Minimal changes to migratory bird, deer season dates
Published 3:19 pm Friday, April 14, 2023
By Hunter Cloud
The Daily Leader
OAKLAND — Dove season is officially 141 days away and is the kickoff of the 2023 to 2024 hunting seasons. Houston Havens, MDWFP migratory bird program director, said the south zone season will open on September 2, which is the Saturday before labor day. He listed all of the migratory bird season dates as a proposed rule before the MDWFP commission. These dates are set by the department within a framework given by the United States Fish and Wildlife Service and were accepted by the MDWFP commission.

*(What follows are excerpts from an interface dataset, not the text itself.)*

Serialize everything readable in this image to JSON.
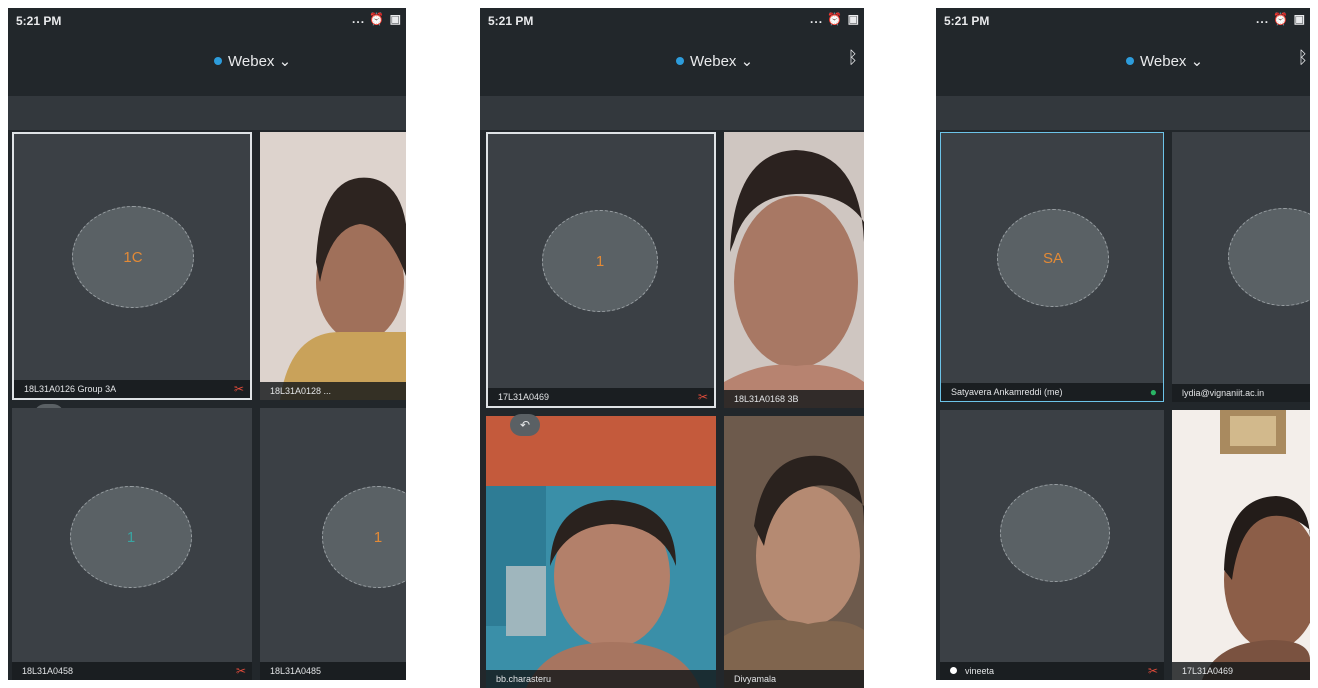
{
  "screens": [
    {
      "time": "5:21 PM",
      "status_icons": "... ⏰ ▣",
      "app_title": "Webex",
      "tiles": [
        {
          "avatar": "1C",
          "name": "18L31A0126 Group 3A",
          "mic": "muted"
        },
        {
          "name": "18L31A0128 ...",
          "video": true
        },
        {
          "avatar": "1",
          "name": "18L31A0458",
          "mic": "muted"
        },
        {
          "avatar": "1",
          "name": "18L31A0485"
        }
      ]
    },
    {
      "time": "5:21 PM",
      "status_icons": "... ⏰ ▣",
      "app_title": "Webex",
      "tiles": [
        {
          "avatar": "1",
          "name": "17L31A0469",
          "mic": "muted"
        },
        {
          "name": "18L31A0168 3B",
          "video": true
        },
        {
          "name": "bb.charasteru",
          "video": true
        },
        {
          "name": "Divyamala",
          "video": true
        }
      ]
    },
    {
      "time": "5:21 PM",
      "status_icons": "... ⏰ ▣",
      "app_title": "Webex",
      "tiles": [
        {
          "avatar": "SA",
          "name": "Satyavera Ankamreddi (me)",
          "mic": "active"
        },
        {
          "avatar": "",
          "name": "lydia@vignaniit.ac.in"
        },
        {
          "avatar": "",
          "name": "vineeta",
          "mic": "muted"
        },
        {
          "name": "17L31A0469",
          "video": true
        }
      ]
    }
  ],
  "icons": {
    "bluetooth": "bluetooth-icon",
    "back": "back-arrow-icon",
    "mic_muted": "mic-muted-icon",
    "mic_active": "mic-active-icon",
    "chat": "chat-icon"
  },
  "colors": {
    "background": "#22272b",
    "tile": "#3b4045",
    "webex_dot": "#2d9cdb",
    "avatar_text_orange": "#e38a36",
    "avatar_text_teal": "#3aa4a1"
  }
}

They will now enter a 30 day public comment period.
September Geese season, open only for Canada Geese, will run from September 1 to September 30. Havens said they have 16 days for early teal season and the blue-winged, green-winged and cinnamon teal will be open to hunting from September 9 to September 24. Rails and Gallinules will be open September 1 to October 1 and then from November 23 to December 31. Snipe will be open from November 14 to February 28. Woodcock will be open from December 18 to January 31.
Duck season dates are as late as allowed and will maximize weekends with the three splits, Havens said. Opening day of duck season will be November 24 to November 26 and the second split will be open from December 1 to December 3. The final and longest split will be from December 9 to January 31.
“It would literally take an act of congress to ever push the season past January 31,” Havens said to the commission at Thursday’s meeting. The reason they do not extend the season further is due to biologically paired birds and birds who would be hunted a second time as they fly north for the spring.
Other challenges to extending the duck season are due to agricultural lands in Mississippi providing habitat. Havens said farmers are already getting antsy on removing water from fields by February and extending the season would be an issue there.
Mississippi’s 2022 to 2023 waterfowl season answered questions hunters had, Havens said. A cold snap in late December helped push birds further south to Mississippi. “It was a good thing for us,” he said.
The youth, veteran and active military weekend duck hunt will be on February 3 to February 4. Geese season, including blues, Ross’s, Brants, snow and Canada geese, would open from November 10 to November 26 and align with the duck season the rest of the year. William McKinley, deer program director, said there would be minimal changes to the season dates this year. Velvet season will be open from September 15 to September 17. It is legal buck only and hunters must report harvests and submit samples for Chronic Wasting Disease testing. McKinley said the inaugural velvet season this past September was a success. Hunters bagged 629 bucks which resulted in 629 CWD samples collected to aid surveillance efforts of the infectious and always fatal disease.
One change being made is the combination of the Northeast, East central and Southwest Deer Management Areas into one area.
“There have never been any differences. We are combining them for simplicity sake, all seasons structure stays the same,” McKinley said. “Archery will open on September 30 due to our state
statute. October 1 falls on a Sunday and the season opener has to be pushed back a day to Saturday.”
Proposed migratory birds and deer season dates were accepted and will enter a 30 day public comment period. MDWFP will make an official vote at their May commission meeting. License sales
Jason Thompson, director of administrative services, gives the most important update each commission meeting, how much the department is bringing in license sales and revenue. Commission Chairman Bill Cossar has said in the past 90 percent of the MDWFP funding comes from license sales and revenue.
Thompson said revenue is up $1,000,000 compared to the previous fiscal year. Resident license sales are up $56,000 and non-resident sales are up $996,000. In FY2023, MDWFP sold $18,205,481 in license sales. The fiscal year ends and starts in July for the MDWFP. “Revenue has increased because of higher fees and more licenses sold. Velvet season really helped,” Thompson said.
Velvet season permits are $10 for residents and $50 for non-residents.